→ **RECORDS FOR THIS TASK**:
□ □ □ □ □
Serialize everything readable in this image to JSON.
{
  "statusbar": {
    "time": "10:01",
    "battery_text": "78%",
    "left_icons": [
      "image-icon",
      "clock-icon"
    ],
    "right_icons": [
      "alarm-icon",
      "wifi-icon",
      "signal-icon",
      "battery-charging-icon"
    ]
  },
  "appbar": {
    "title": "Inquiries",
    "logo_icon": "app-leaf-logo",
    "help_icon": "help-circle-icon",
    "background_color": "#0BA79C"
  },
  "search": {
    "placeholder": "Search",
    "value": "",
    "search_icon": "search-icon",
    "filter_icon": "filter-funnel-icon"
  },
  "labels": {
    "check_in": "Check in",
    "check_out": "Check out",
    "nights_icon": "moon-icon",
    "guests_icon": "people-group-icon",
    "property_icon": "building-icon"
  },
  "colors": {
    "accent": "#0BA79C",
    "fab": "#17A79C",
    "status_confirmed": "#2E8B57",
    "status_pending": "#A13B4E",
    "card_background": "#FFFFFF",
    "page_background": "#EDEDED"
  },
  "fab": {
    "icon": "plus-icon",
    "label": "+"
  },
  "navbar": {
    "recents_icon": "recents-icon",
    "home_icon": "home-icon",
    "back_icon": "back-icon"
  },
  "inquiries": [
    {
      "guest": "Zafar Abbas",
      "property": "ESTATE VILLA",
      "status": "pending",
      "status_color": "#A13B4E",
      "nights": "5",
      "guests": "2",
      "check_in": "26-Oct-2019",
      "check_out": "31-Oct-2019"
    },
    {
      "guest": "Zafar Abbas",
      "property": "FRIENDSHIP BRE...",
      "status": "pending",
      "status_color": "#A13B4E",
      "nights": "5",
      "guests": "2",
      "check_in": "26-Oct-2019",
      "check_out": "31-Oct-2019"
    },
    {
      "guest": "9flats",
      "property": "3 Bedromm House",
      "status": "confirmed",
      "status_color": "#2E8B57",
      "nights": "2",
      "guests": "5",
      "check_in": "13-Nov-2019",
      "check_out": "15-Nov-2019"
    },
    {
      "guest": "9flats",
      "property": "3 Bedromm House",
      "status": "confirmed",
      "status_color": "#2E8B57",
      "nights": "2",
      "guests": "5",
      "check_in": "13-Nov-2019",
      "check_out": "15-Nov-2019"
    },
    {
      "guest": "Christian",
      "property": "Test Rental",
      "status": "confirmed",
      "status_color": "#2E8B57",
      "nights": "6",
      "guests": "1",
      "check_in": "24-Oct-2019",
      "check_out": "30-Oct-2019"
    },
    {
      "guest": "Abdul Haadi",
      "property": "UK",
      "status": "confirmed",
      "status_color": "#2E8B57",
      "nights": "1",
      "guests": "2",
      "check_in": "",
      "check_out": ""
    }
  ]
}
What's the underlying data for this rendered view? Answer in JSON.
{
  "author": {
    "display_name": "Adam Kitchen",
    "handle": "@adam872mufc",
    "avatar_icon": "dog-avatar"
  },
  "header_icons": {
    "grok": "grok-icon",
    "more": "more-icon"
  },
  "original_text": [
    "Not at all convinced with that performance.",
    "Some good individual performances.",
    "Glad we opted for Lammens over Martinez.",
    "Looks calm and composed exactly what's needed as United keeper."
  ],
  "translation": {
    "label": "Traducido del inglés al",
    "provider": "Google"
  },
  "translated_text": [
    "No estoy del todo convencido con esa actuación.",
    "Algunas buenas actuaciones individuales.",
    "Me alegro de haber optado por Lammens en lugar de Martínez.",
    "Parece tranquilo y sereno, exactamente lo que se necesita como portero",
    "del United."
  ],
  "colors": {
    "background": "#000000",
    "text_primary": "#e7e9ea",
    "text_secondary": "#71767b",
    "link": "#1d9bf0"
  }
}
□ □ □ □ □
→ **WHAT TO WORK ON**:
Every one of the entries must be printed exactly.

→ **SOLUTION TO THIS EXERCISE**:
Serialize everything readable in this image to JSON.
{
  "statusbar": {
    "time": "10:01",
    "battery_text": "78%",
    "left_icons": [
      "image-icon",
      "clock-icon"
    ],
    "right_icons": [
      "alarm-icon",
      "wifi-icon",
      "signal-icon",
      "battery-charging-icon"
    ]
  },
  "appbar": {
    "title": "Inquiries",
    "logo_icon": "app-leaf-logo",
    "help_icon": "help-circle-icon",
    "background_color": "#0BA79C"
  },
  "search": {
    "placeholder": "Search",
    "value": "",
    "search_icon": "search-icon",
    "filter_icon": "filter-funnel-icon"
  },
  "labels": {
    "check_in": "Check in",
    "check_out": "Check out",
    "nights_icon": "moon-icon",
    "guests_icon": "people-group-icon",
    "property_icon": "building-icon"
  },
  "colors": {
    "accent": "#0BA79C",
    "fab": "#17A79C",
    "status_confirmed": "#2E8B57",
    "status_pending": "#A13B4E",
    "card_background": "#FFFFFF",
    "page_background": "#EDEDED"
  },
  "fab": {
    "icon": "plus-icon",
    "label": "+"
  },
  "navbar": {
    "recents_icon": "recents-icon",
    "home_icon": "home-icon",
    "back_icon": "back-icon"
  },
  "inquiries": [
    {
      "guest": "Zafar Abbas",
      "property": "ESTATE VILLA",
      "status": "pending",
      "status_color": "#A13B4E",
      "nights": "5",
      "guests": "2",
      "check_in": "26-Oct-2019",
      "check_out": "31-Oct-2019"
    },
    {
      "guest": "Zafar Abbas",
      "property": "FRIENDSHIP BRE...",
      "status": "pending",
      "status_color": "#A13B4E",
      "nights": "5",
      "guests": "2",
      "check_in": "26-Oct-2019",
      "check_out": "31-Oct-2019"
    },
    {
      "guest": "9flats",
      "property": "3 Bedromm House",
      "status": "confirmed",
      "status_color": "#2E8B57",
      "nights": "2",
      "guests": "5",
      "check_in": "13-Nov-2019",
      "check_out": "15-Nov-2019"
    },
    {
      "guest": "9flats",
      "property": "3 Bedromm House",
      "status": "confirmed",
      "status_color": "#2E8B57",
      "nights": "2",
      "guests": "5",
      "check_in": "13-Nov-2019",
      "check_out": "15-Nov-2019"
    },
    {
      "guest": "Christian",
      "property": "Test Rental",
      "status": "confirmed",
      "status_color": "#2E8B57",
      "nights": "6",
      "guests": "1",
      "check_in": "24-Oct-2019",
      "check_out": "30-Oct-2019"
    },
    {
      "guest": "Abdul Haadi",
      "property": "UK",
      "status": "confirmed",
      "status_color": "#2E8B57",
      "nights": "1",
      "guests": "2",
      "check_in": "",
      "check_out": ""
    }
  ]
}
What's the underlying data for this rendered view? Answer in JSON.
{
  "author": {
    "display_name": "Adam Kitchen",
    "handle": "@adam872mufc",
    "avatar_icon": "dog-avatar"
  },
  "header_icons": {
    "grok": "grok-icon",
    "more": "more-icon"
  },
  "original_text": [
    "Not at all convinced with that performance.",
    "Some good individual performances.",
    "Glad we opted for Lammens over Martinez.",
    "Looks calm and composed exactly what's needed as United keeper."
  ],
  "translation": {
    "label": "Traducido del inglés al",
    "provider": "Google"
  },
  "translated_text": [
    "No estoy del todo convencido con esa actuación.",
    "Algunas buenas actuaciones individuales.",
    "Me alegro de haber optado por Lammens en lugar de Martínez.",
    "Parece tranquilo y sereno, exactamente lo que se necesita como portero",
    "del United."
  ],
  "colors": {
    "background": "#000000",
    "text_primary": "#e7e9ea",
    "text_secondary": "#71767b",
    "link": "#1d9bf0"
  }
}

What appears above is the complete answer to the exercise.